_TASK GOAL_: Print out the data that follows exactly, character for character, apart from the pictures.

_EXTRACTED INFORMATION_:
* * *
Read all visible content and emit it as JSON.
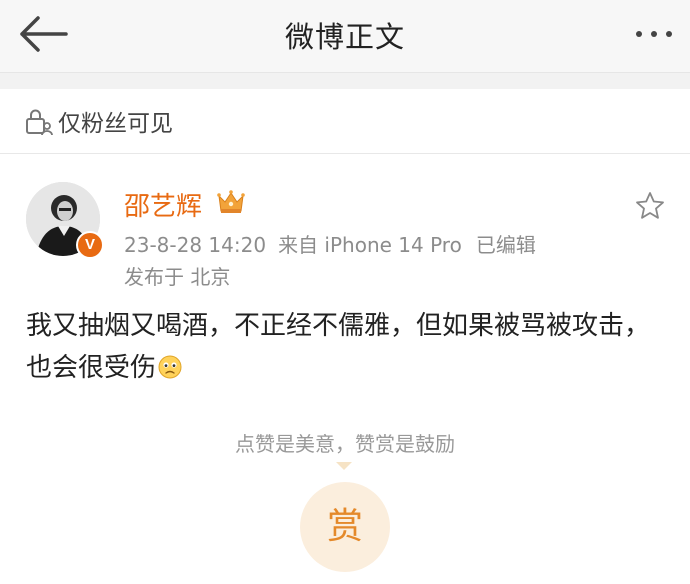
{
  "header": {
    "title": "微博正文"
  },
  "visibility": {
    "label": "仅粉丝可见"
  },
  "post": {
    "author": "邵艺辉",
    "verified_badge": "V",
    "time": "23-8-28 14:20",
    "source": "来自 iPhone 14 Pro",
    "edited": "已编辑",
    "location": "发布于 北京",
    "text": "我又抽烟又喝酒，不正经不儒雅，但如果被骂被攻击，也会很受伤"
  },
  "reward": {
    "tip": "点赞是美意，赞赏是鼓励",
    "button_label": "赏"
  },
  "colors": {
    "accent": "#e86a12",
    "meta": "#8c8c8c",
    "header_bg": "#f7f7f7"
  }
}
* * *
_WRITTEN SOLUTION_:
Read all visible content and emit it as JSON.
{
  "header": {
    "title": "微博正文"
  },
  "visibility": {
    "label": "仅粉丝可见"
  },
  "post": {
    "author": "邵艺辉",
    "verified_badge": "V",
    "time": "23-8-28 14:20",
    "source": "来自 iPhone 14 Pro",
    "edited": "已编辑",
    "location": "发布于 北京",
    "text": "我又抽烟又喝酒，不正经不儒雅，但如果被骂被攻击，也会很受伤"
  },
  "reward": {
    "tip": "点赞是美意，赞赏是鼓励",
    "button_label": "赏"
  },
  "colors": {
    "accent": "#e86a12",
    "meta": "#8c8c8c",
    "header_bg": "#f7f7f7"
  }
}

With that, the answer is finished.